#### What you will do:
Return a copy of every line in the records that includes the word "title".

Collected data entries:
┌──
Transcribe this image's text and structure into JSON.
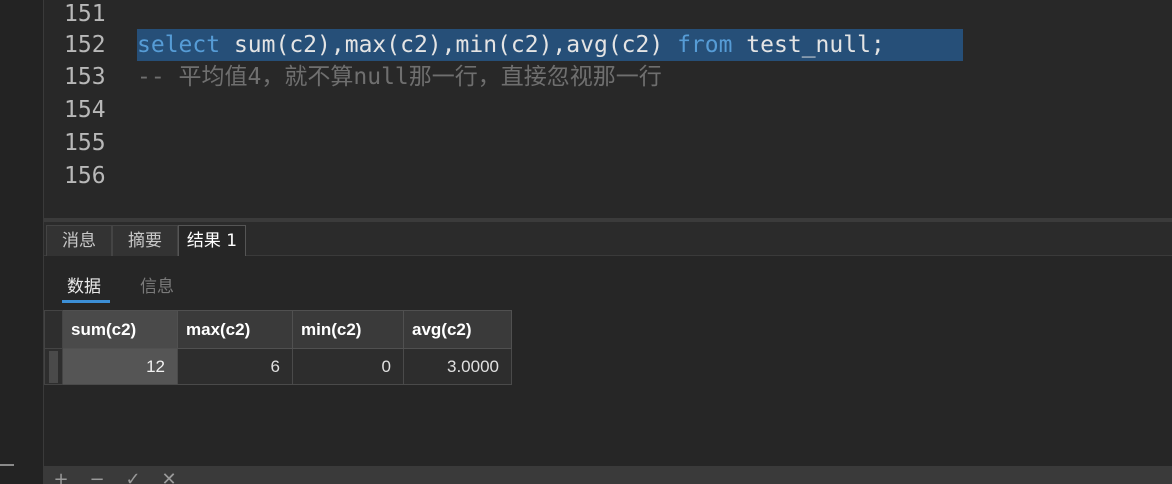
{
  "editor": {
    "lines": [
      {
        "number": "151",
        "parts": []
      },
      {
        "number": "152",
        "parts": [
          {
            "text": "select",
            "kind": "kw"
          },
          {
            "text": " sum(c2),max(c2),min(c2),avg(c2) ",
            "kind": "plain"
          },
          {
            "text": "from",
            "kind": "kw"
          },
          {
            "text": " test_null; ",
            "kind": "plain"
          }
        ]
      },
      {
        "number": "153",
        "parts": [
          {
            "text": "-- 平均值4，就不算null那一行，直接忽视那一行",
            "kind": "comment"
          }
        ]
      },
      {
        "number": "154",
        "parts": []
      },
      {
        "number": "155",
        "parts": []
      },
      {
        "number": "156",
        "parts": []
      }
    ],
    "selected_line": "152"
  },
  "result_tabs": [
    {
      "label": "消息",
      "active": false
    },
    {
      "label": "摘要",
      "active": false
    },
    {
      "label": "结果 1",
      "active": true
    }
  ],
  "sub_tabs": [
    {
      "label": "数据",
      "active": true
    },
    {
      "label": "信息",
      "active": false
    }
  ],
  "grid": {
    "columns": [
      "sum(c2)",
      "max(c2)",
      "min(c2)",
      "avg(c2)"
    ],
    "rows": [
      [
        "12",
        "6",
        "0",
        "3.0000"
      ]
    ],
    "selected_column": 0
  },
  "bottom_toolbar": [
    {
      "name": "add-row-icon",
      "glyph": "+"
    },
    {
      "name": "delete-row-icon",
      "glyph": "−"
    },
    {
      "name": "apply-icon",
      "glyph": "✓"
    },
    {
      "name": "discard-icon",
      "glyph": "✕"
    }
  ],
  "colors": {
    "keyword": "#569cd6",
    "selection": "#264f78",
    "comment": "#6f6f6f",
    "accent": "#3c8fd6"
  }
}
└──
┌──
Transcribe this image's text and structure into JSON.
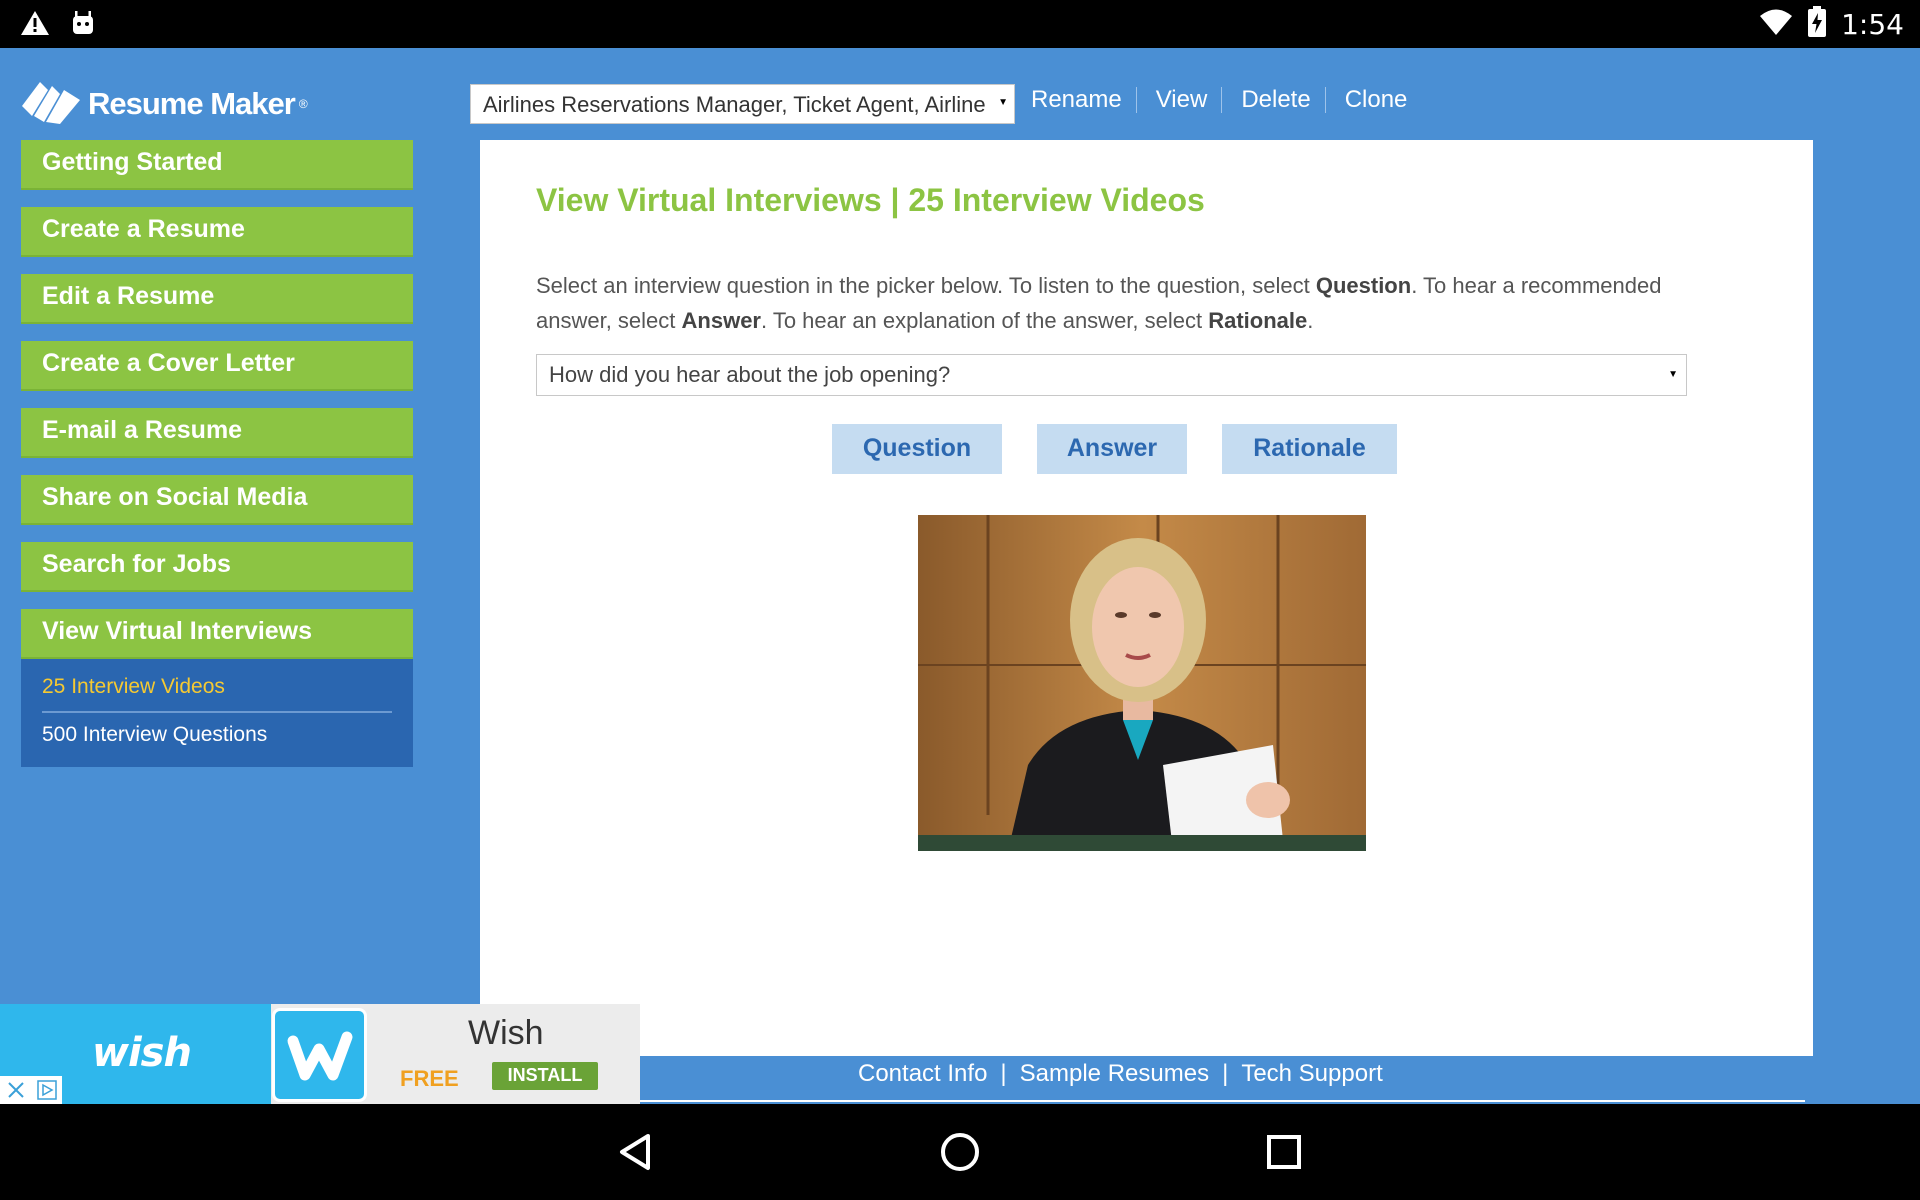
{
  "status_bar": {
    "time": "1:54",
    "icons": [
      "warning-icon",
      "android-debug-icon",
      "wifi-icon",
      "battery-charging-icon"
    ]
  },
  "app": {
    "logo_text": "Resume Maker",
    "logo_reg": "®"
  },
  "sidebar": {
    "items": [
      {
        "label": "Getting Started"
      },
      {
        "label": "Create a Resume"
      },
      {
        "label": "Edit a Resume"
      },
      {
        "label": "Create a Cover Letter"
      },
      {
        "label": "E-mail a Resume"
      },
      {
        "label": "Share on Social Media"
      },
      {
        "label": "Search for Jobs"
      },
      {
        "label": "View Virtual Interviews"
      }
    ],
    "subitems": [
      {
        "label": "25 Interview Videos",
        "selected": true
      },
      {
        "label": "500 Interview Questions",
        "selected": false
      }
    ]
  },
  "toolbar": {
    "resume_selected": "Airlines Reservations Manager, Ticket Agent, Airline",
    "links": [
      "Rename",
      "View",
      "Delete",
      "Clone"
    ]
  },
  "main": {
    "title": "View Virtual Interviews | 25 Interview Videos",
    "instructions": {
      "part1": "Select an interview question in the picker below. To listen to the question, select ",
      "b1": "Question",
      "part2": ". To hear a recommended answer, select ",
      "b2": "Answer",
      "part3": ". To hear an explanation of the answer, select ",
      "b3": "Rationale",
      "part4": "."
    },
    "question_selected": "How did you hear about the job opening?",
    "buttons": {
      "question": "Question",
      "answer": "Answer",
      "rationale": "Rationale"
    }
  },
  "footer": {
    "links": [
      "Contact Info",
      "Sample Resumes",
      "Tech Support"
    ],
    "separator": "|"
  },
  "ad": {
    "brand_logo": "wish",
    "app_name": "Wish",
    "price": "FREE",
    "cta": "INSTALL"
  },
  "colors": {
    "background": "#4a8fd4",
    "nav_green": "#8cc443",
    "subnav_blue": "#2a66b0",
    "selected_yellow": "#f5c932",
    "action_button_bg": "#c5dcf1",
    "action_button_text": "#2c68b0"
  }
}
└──
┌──
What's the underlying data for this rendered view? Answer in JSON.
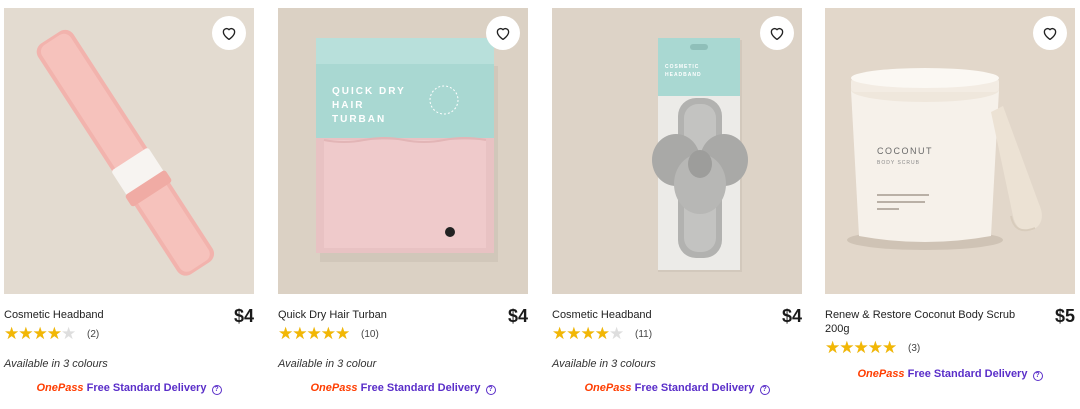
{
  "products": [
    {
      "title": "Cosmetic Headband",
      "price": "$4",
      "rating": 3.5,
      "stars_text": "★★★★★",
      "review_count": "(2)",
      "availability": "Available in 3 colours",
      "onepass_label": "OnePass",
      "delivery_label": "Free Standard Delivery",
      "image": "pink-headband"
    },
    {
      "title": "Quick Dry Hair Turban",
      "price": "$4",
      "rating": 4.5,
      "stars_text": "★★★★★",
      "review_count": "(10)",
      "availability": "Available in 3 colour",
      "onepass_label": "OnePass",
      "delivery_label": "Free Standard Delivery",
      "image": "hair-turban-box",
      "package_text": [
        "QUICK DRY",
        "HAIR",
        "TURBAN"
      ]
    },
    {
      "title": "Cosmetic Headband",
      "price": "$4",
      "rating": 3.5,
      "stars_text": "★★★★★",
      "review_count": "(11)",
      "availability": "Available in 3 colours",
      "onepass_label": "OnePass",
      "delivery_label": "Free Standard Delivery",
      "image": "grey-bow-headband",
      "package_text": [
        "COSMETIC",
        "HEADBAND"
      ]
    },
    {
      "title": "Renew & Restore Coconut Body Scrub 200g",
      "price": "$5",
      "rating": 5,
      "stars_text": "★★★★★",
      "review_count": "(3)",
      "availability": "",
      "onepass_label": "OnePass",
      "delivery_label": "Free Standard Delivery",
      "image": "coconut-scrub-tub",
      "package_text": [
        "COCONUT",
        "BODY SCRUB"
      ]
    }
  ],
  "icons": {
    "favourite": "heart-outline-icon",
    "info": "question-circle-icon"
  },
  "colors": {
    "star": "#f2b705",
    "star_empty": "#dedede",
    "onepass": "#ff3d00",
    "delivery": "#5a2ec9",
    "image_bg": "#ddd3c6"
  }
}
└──
#### Answer space:
    "title": "View Virtual Interviews | 25 Interview Videos",
      "title": "Cosmetic Headband",
      "title": "Quick Dry Hair Turban",
      "title": "Cosmetic Headband",
      "title": "Renew & Restore Coconut Body Scrub 200g",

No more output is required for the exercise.